» EXERCISE INSTRUCTIONS:
Scan the listing below and copy every line holding "responses".
***
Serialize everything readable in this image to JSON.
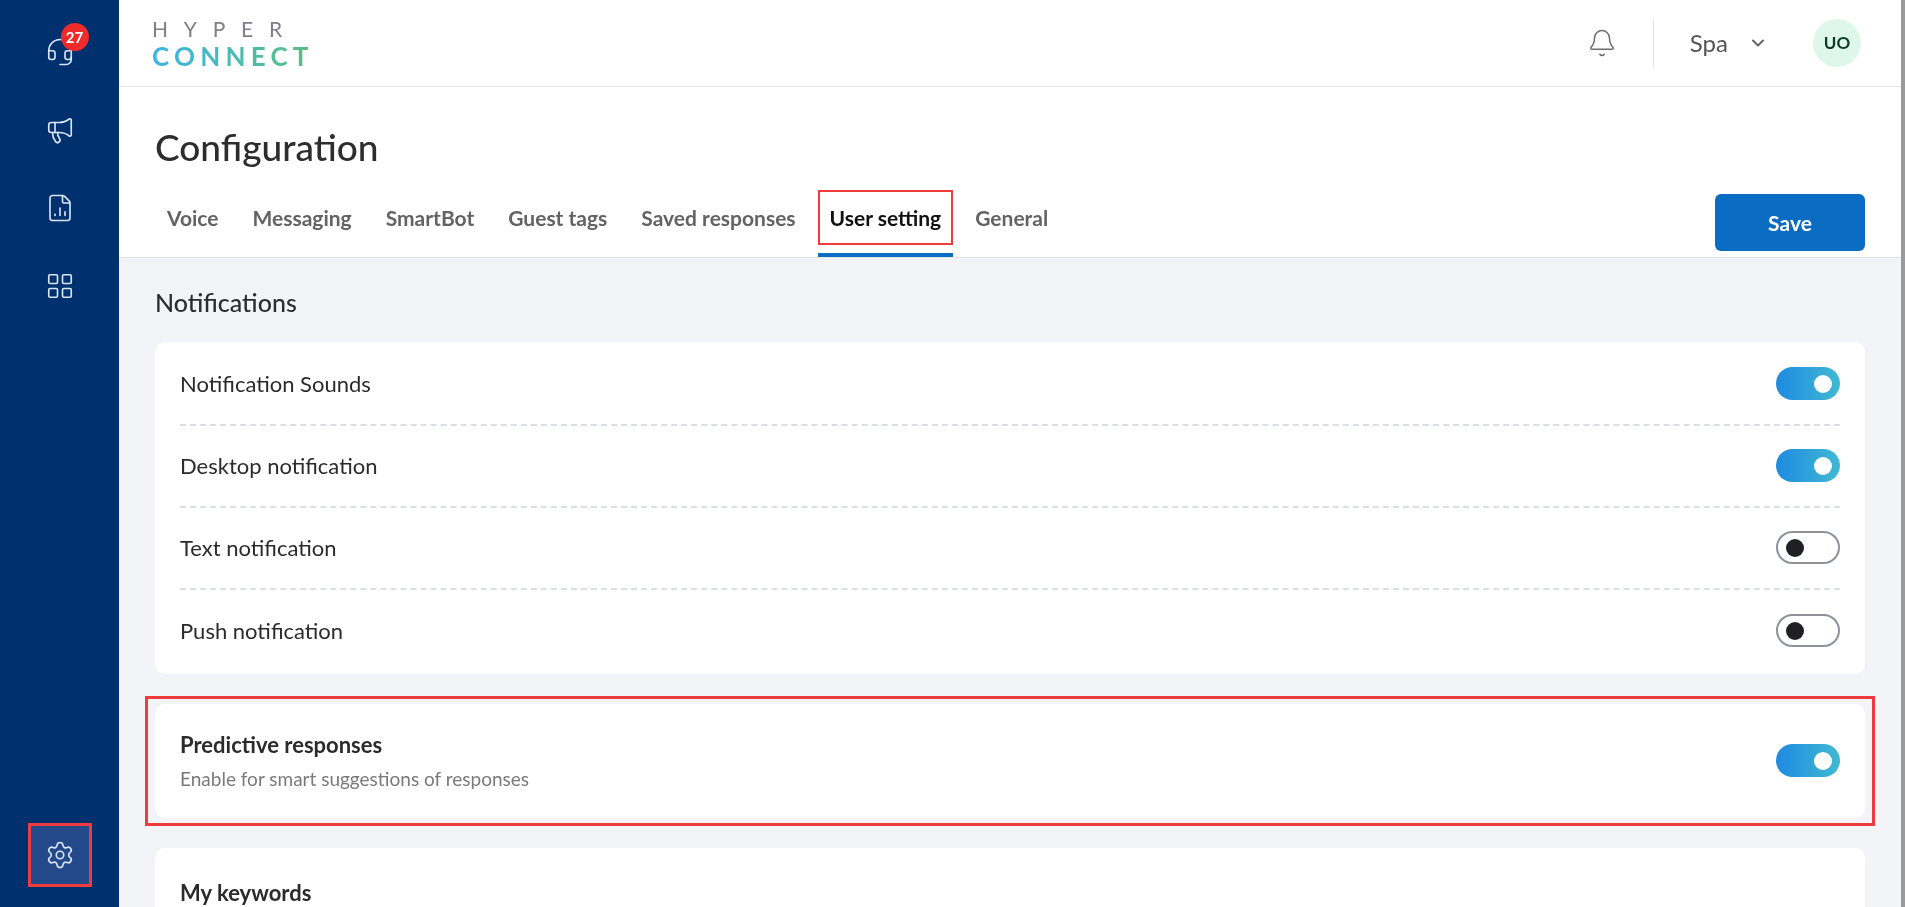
{
  "sidebar": {
    "items": [
      {
        "kind": "support",
        "badge": "27",
        "selected": false,
        "annotated": false
      },
      {
        "kind": "campaigns",
        "selected": false,
        "annotated": false
      },
      {
        "kind": "reports",
        "selected": false,
        "annotated": false
      },
      {
        "kind": "apps",
        "selected": false,
        "annotated": false
      }
    ],
    "bottom_items": [
      {
        "kind": "settings",
        "selected": true,
        "annotated": true
      }
    ]
  },
  "header": {
    "logo": {
      "line_1": "HYPER",
      "line_2": "CONNECT"
    },
    "workspace": "Spa",
    "avatar": "UO"
  },
  "page": {
    "title": "Configuration",
    "save_button": "Save",
    "tabs": [
      {
        "label": "Voice",
        "selected": false,
        "annotated": false
      },
      {
        "label": "Messaging",
        "selected": false,
        "annotated": false
      },
      {
        "label": "SmartBot",
        "selected": false,
        "annotated": false
      },
      {
        "label": "Guest tags",
        "selected": false,
        "annotated": false
      },
      {
        "label": "Saved responses",
        "selected": false,
        "annotated": false
      },
      {
        "label": "User setting",
        "selected": true,
        "annotated": true
      },
      {
        "label": "General",
        "selected": false,
        "annotated": false
      }
    ]
  },
  "section_title": "Notifications",
  "cards": [
    {
      "kind": "list",
      "annotated": false,
      "rows": [
        {
          "label": "Notification Sounds",
          "on": true
        },
        {
          "label": "Desktop notification",
          "on": true
        },
        {
          "label": "Text notification",
          "on": false
        },
        {
          "label": "Push notification",
          "on": false
        }
      ]
    },
    {
      "kind": "toggle",
      "annotated": true,
      "title": "Predictive responses",
      "description": "Enable for smart suggestions of responses",
      "on": true
    },
    {
      "kind": "heading",
      "annotated": false,
      "title": "My keywords"
    }
  ]
}
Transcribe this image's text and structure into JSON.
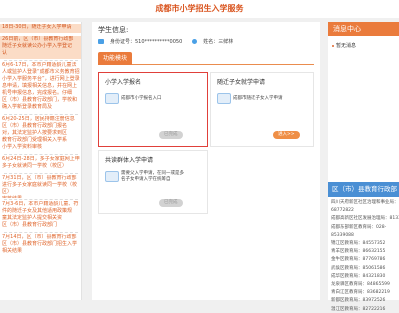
{
  "header": {
    "title": "成都市小学招生入学服务"
  },
  "left_sidebar": {
    "items": [
      {
        "lines": [
          "18日-30日，随迁子女入学申请"
        ],
        "active": true
      },
      {
        "lines": [
          "26日前，区（市）县教育行政部",
          "随迁子女就读公办小学入学登记",
          "认"
        ],
        "active": true
      },
      {
        "lines": [
          "6月6-17日，本市户籍适龄儿童法",
          "人或监护人登录“成都市义务教育招",
          "小学入学服务平台”，进行网上登录",
          "息申请，填报相关信息，并在网上",
          "机号申报信息，完成报名。仔细",
          "区（市）县教育行政部门，学校和",
          "确入学新登录教育局及"
        ],
        "active": false
      },
      {
        "lines": [
          "6月20-25日，居民持籍注册信息",
          "区（市）县教育行政部门报名",
          "对，其法定监护人按要求到区",
          "教育行政部门受理相关入学系",
          "小学入学资料审核"
        ],
        "active": false
      },
      {
        "lines": [
          "6月24日-28日，多子女家庭网上申",
          "多子女就读同一学校（校区）"
        ],
        "active": false
      },
      {
        "lines": [
          "7月31日，区（市）县教育行政部",
          "进行多子女家庭就读同一学校（校区）",
          "审核结果"
        ],
        "active": false
      },
      {
        "lines": [
          "7月3-6日，本市户籍适龄儿童、符",
          "件的随迁子女及其他适用政策规",
          "童其法定监护人提交相关资",
          "区（市）县教育行政部门"
        ],
        "active": false
      },
      {
        "lines": [
          "7月14日，区（市）县教育行政部",
          "区（市）县教育行政部门招生入学",
          "相关结果"
        ],
        "active": false
      }
    ]
  },
  "main": {
    "student_info_title": "学生信息:",
    "id_label": "身份证号：510**********0050",
    "name_label": "姓名：三鲜林",
    "tab_label": "功能模块",
    "cards": [
      {
        "title": "小学入学报名",
        "desc": [
          "成都市小学报名入口"
        ],
        "button": "已完成",
        "button_style": "grey",
        "highlight": true
      },
      {
        "title": "随迁子女就学申请",
        "desc": [
          "成都市随迁子女入学申请"
        ],
        "button": "进入>>",
        "button_style": "orange",
        "highlight": false
      },
      {
        "title": "共读群体入学申请",
        "desc": [
          "需要父入学申请，在同一或是多",
          "名子女申请入学在统筹自"
        ],
        "button": "已完成",
        "button_style": "grey",
        "highlight": false
      }
    ]
  },
  "right_sidebar": {
    "news_title": "消息中心",
    "news_items": [
      "暂无消息"
    ],
    "dept_title": "区（市）县教育行政部",
    "dept_text": [
      "四川天府新区社区治理和事业局：",
      "68772822",
      "成都高新区社区发展治理局：81335",
      "成都东部新区教育局：028-",
      "85339088",
      "锦江区教育局：84557352",
      "青羊区教育局：86632155",
      "金牛区教育局：87769786",
      "武侯区教育局：85061586",
      "成华区教育局：84321830",
      "龙泉驿区教育局：84865599",
      "青白江区教育局：83682219",
      "新都区教育局：83972526",
      "温江区教育局：82722216"
    ]
  }
}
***
» WORKED SOLUTION:
        "label": "Saved responses",
      "title": "Predictive responses",
      "description": "Enable for smart suggestions of responses",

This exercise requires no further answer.